======== Working data ========

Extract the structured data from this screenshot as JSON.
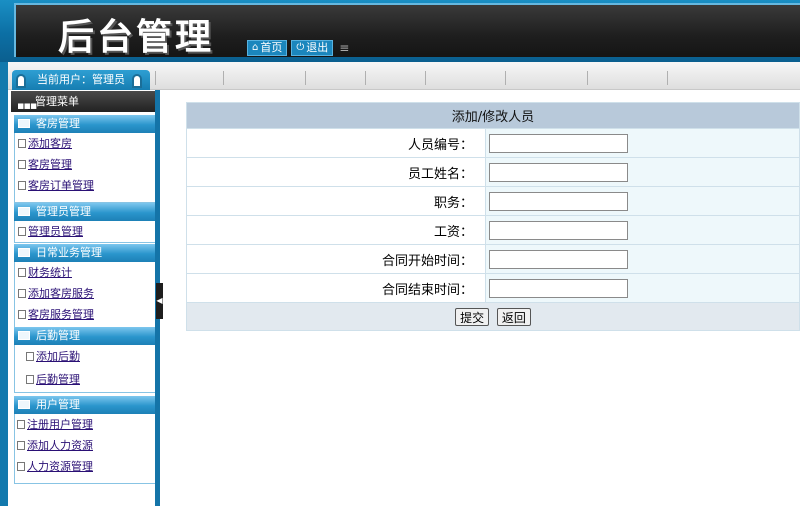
{
  "header": {
    "title": "后台管理",
    "nav": [
      {
        "label": "首页",
        "icon": "home-icon"
      },
      {
        "label": "退出",
        "icon": "power-icon"
      }
    ]
  },
  "userbar": {
    "current_user": "当前用户：管理员"
  },
  "sidebar": {
    "menu_title": "管理菜单",
    "groups": [
      {
        "title": "客房管理",
        "items": [
          "添加客房",
          "客房管理",
          "客房订单管理"
        ]
      },
      {
        "title": "管理员管理",
        "items": [
          "管理员管理"
        ]
      },
      {
        "title": "日常业务管理",
        "items": [
          "财务统计",
          "添加客房服务",
          "客房服务管理"
        ]
      },
      {
        "title": "后勤管理",
        "items": [
          "添加后勤",
          "后勤管理"
        ]
      },
      {
        "title": "用户管理",
        "items": [
          "注册用户管理",
          "添加人力资源",
          "人力资源管理"
        ]
      }
    ]
  },
  "form": {
    "title": "添加/修改人员",
    "fields": [
      {
        "label": "人员编号：",
        "value": ""
      },
      {
        "label": "员工姓名：",
        "value": ""
      },
      {
        "label": "职务：",
        "value": ""
      },
      {
        "label": "工资：",
        "value": ""
      },
      {
        "label": "合同开始时间：",
        "value": ""
      },
      {
        "label": "合同结束时间：",
        "value": ""
      }
    ],
    "submit_label": "提交",
    "back_label": "返回"
  },
  "colors": {
    "header_blue": "#0c6fa4",
    "banner_dark": "#1e1e1e",
    "form_title_bg": "#b8c9da",
    "link": "#2a1075"
  }
}
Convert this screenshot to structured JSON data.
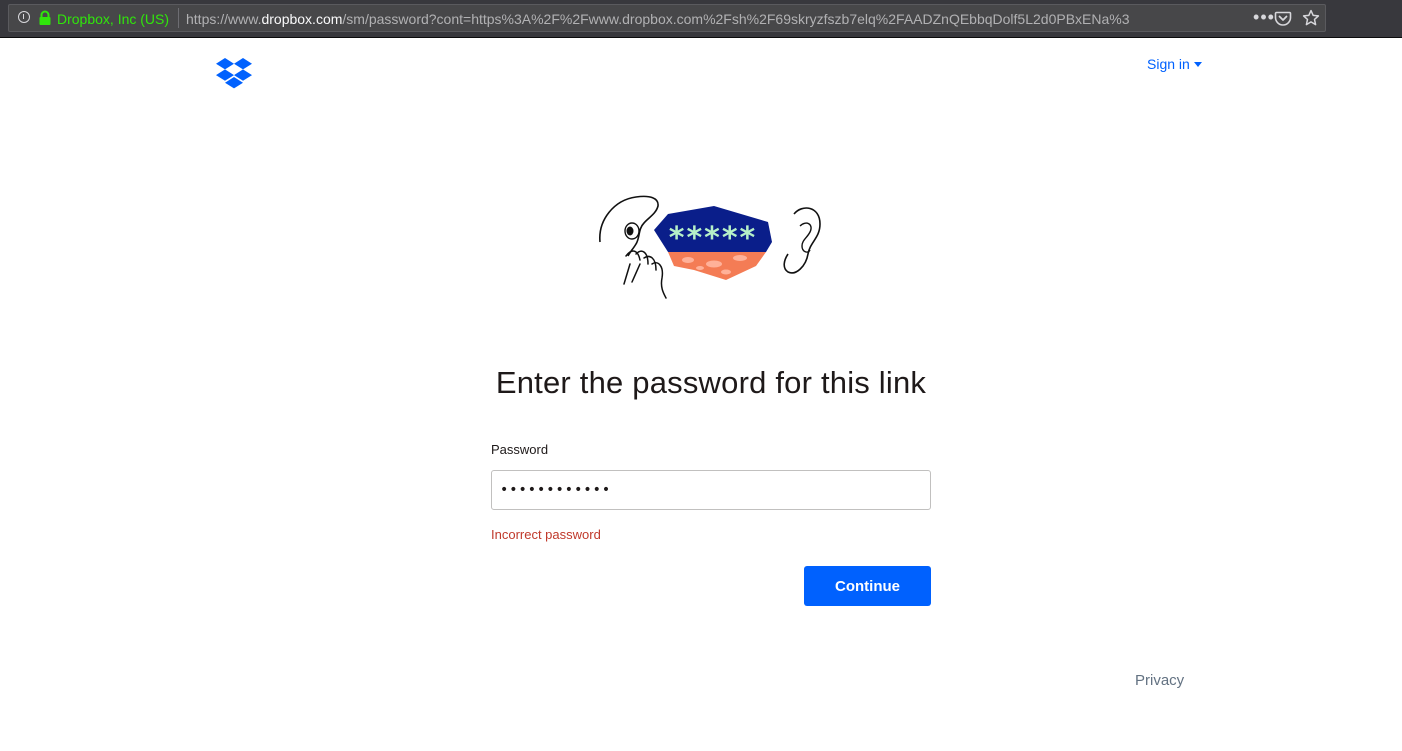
{
  "browser": {
    "site_identity": "Dropbox, Inc (US)",
    "url_prefix": "https://www.",
    "url_domain": "dropbox.com",
    "url_rest": "/sm/password?cont=https%3A%2F%2Fwww.dropbox.com%2Fsh%2F69skryzfszb7elq%2FAADZnQEbbqDolf5L2d0PBxENa%3",
    "page_actions_label": "•••",
    "icons": [
      "info-icon",
      "lock-icon",
      "pocket-icon",
      "star-icon"
    ],
    "identity_color": "#30e60b"
  },
  "header": {
    "logo_icon": "dropbox-logo-icon",
    "signin_label": "Sign in",
    "brand_color": "#0061fe"
  },
  "illustration": {
    "masked_text": "*****"
  },
  "main": {
    "title": "Enter the password for this link",
    "password_label": "Password",
    "password_value": "••••••••••••",
    "error_text": "Incorrect password",
    "error_color": "#c0392b",
    "continue_label": "Continue"
  },
  "footer": {
    "privacy_label": "Privacy"
  }
}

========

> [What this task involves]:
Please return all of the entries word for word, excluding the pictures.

> [Output for this task]:
Extract the structured data from this screenshot as JSON.
{
  "header": {
    "title": "后台管理",
    "nav": [
      {
        "label": "首页",
        "icon": "home-icon"
      },
      {
        "label": "退出",
        "icon": "power-icon"
      }
    ]
  },
  "userbar": {
    "current_user": "当前用户：管理员"
  },
  "sidebar": {
    "menu_title": "管理菜单",
    "groups": [
      {
        "title": "客房管理",
        "items": [
          "添加客房",
          "客房管理",
          "客房订单管理"
        ]
      },
      {
        "title": "管理员管理",
        "items": [
          "管理员管理"
        ]
      },
      {
        "title": "日常业务管理",
        "items": [
          "财务统计",
          "添加客房服务",
          "客房服务管理"
        ]
      },
      {
        "title": "后勤管理",
        "items": [
          "添加后勤",
          "后勤管理"
        ]
      },
      {
        "title": "用户管理",
        "items": [
          "注册用户管理",
          "添加人力资源",
          "人力资源管理"
        ]
      }
    ]
  },
  "form": {
    "title": "添加/修改人员",
    "fields": [
      {
        "label": "人员编号：",
        "value": ""
      },
      {
        "label": "员工姓名：",
        "value": ""
      },
      {
        "label": "职务：",
        "value": ""
      },
      {
        "label": "工资：",
        "value": ""
      },
      {
        "label": "合同开始时间：",
        "value": ""
      },
      {
        "label": "合同结束时间：",
        "value": ""
      }
    ],
    "submit_label": "提交",
    "back_label": "返回"
  },
  "colors": {
    "header_blue": "#0c6fa4",
    "banner_dark": "#1e1e1e",
    "form_title_bg": "#b8c9da",
    "link": "#2a1075"
  }
}
Convert this screenshot to structured JSON data.
{
  "browser": {
    "site_identity": "Dropbox, Inc (US)",
    "url_prefix": "https://www.",
    "url_domain": "dropbox.com",
    "url_rest": "/sm/password?cont=https%3A%2F%2Fwww.dropbox.com%2Fsh%2F69skryzfszb7elq%2FAADZnQEbbqDolf5L2d0PBxENa%3",
    "page_actions_label": "•••",
    "icons": [
      "info-icon",
      "lock-icon",
      "pocket-icon",
      "star-icon"
    ],
    "identity_color": "#30e60b"
  },
  "header": {
    "logo_icon": "dropbox-logo-icon",
    "signin_label": "Sign in",
    "brand_color": "#0061fe"
  },
  "illustration": {
    "masked_text": "*****"
  },
  "main": {
    "title": "Enter the password for this link",
    "password_label": "Password",
    "password_value": "••••••••••••",
    "error_text": "Incorrect password",
    "error_color": "#c0392b",
    "continue_label": "Continue"
  },
  "footer": {
    "privacy_label": "Privacy"
  }
}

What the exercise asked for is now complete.